One of Springall’s most memorable celebrity encounters at the café was also one of the most embarrassing. In 2015, comedian Eddie Izzard wanted to swing by Caffe Frascati before his performance at the nearby California Theatre.
“The café was packed and the line of people waiting to see his show stretched up the street past our door,” Springall recalls. “So, we had to smuggle him in through the back alley and all the dumpsters, with his high heels and perfect makeup. I was mortified, but he thought it was hilarious and hung out with us and took selfies with everyone until it was time for the show.”
When he opened up shop, Springall says, he wanted it to be a place for musicians and artists and was pleasantly surprised when so many took initiative to approach him. “Almost immediately, people started coming in and asking if they could perform there,” he tells San Jose Inside, “so we bought a sound system, then a piano, then built a stage and it’s continued to grow from there.”
Unlike many venues that welcome open mics, which tend to be short-lived, Caffe Frascati stuck with its performers even when the events were sparsely attended. That the weekly events have endured as long as they have is a rarity, McGee says. “Most venues get tired of stuff after a few years,” he says. “But those shows have gotten better with time.”
Frascati’s appeal for showrunners, in some ways, defies logic.
“If you were to design a performance space, you would not design something that looks like Frascati,” McGee muses in a recent interview. “You would want something way less cramped and maybe something less rundown and with better food. I think Frascati’s success with these events and the reason it’s become such a touchstone has more to do with its sheer willingness to have unlocked doors.”
Sanchez shares a similar sentiment.

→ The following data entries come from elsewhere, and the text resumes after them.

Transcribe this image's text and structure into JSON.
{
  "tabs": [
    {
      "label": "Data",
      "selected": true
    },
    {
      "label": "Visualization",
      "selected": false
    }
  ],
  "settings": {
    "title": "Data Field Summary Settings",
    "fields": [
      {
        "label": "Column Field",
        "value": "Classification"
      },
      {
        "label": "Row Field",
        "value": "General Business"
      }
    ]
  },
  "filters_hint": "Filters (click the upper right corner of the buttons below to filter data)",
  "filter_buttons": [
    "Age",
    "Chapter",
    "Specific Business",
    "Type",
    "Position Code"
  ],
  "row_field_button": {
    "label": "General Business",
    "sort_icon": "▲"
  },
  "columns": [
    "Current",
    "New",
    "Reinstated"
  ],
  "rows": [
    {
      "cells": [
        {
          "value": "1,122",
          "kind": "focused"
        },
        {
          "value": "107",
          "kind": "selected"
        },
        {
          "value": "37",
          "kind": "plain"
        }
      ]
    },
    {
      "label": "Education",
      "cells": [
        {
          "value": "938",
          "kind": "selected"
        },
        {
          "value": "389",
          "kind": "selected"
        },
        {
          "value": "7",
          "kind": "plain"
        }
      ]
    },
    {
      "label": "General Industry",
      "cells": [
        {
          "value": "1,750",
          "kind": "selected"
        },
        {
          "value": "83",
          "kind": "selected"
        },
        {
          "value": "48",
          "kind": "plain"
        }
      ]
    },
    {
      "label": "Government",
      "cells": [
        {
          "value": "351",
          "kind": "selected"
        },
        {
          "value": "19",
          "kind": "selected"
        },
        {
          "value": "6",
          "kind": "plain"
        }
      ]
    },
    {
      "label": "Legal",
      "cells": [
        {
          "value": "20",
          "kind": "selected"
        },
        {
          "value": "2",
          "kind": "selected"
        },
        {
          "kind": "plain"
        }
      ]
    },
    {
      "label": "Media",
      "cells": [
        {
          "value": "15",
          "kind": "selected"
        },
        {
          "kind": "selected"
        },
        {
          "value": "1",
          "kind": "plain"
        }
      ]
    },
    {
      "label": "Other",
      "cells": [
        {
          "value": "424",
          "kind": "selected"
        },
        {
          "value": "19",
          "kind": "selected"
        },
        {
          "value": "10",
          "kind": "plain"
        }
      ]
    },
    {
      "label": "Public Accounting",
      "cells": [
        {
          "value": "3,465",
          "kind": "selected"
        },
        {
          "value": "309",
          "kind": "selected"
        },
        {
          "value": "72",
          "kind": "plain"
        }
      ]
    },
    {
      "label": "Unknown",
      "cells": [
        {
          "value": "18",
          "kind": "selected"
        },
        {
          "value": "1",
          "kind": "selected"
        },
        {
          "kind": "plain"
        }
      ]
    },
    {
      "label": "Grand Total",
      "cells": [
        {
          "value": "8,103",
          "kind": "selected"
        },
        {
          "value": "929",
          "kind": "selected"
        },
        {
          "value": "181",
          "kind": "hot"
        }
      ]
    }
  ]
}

“I think Frascati’s biggest influence on others is that it made us feel like it’s OK to experiment,” he says. “I’m going to miss that. At the same time, change is good and I’m excited to see what the place becomes.”